There are a lot of ways into Z-Shape manifestos. Take a look at “The Crazy Ones” by Apple. Their POV is that they believe crazy people inspire them because those are the ones who change things. There are a lot of ways into that script. They could have gone the Nike direction and pointed out that these people are often made fun of. Or they could have dove into the unusual mindset of how one of the crazy ones think.
In the end, they decided to go much simpler than this and describe the place that those people are often referred to in our society—which is on the outer rim. This is an effective approach but certainly now the only one.
My recommendation is that you spend time thinking about two things. First, what is the clearest way that you can express your POV. Second, what is the most interesting tension that you can create that leads you into that POV?
Questions like this can help:
  • What is the biggest reason to doubt your POV as possible or true?
  • What would your brand’s biggest hater or critic say if they heard it?
  • What is the opposite of your POV and why are you competitors doing it?
  • Why is it easier to not do your POV than it is to do it?
  • What mindset do people have who go the other direction?
  • What mindset is required to go toward your POV?
  • What is happening in culture right now that makes your POV relevant?
  • What trend have we slipped into as a society that makes your POV more important now than ever before?
  • What examples from history best illustrate the importance of your POV?
And when in doubt, just answer this question:
  • What pisses your brand off the most?
Generally, that’s a great place to start. Now the answers to each of these might not directly work as your WTF tension line, but they should give you the right kinds of seeds to start. From there, craft it into the most disruptive phrase you can.
Lists like this are also great for discovering valuable end lines. Don’t beat your self up if you can’t find a great end line before you start writing. They’re hard. But sometimes you get lucky.
Try putting these thoughts into a simple structure before you start writing. Here’s an example from the Nike one we looked at:
WTF: People criticize dreams for being crazy.

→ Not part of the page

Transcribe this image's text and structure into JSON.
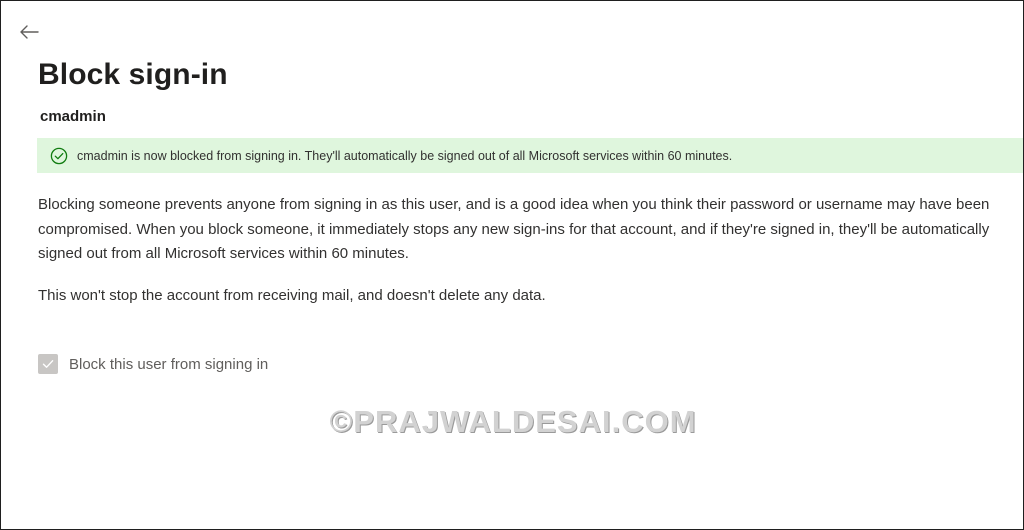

POV: Calling dreams crazy is actually a compliment.
Proof: Crazy dreams and crazy dreamers in sports.
Thus: Ask if your dreams are crazy enough.
You can imagine how much easier it would be to write out the manifesto once you have this in hand. Without it? I would be rewriting the first sentence over and over for days.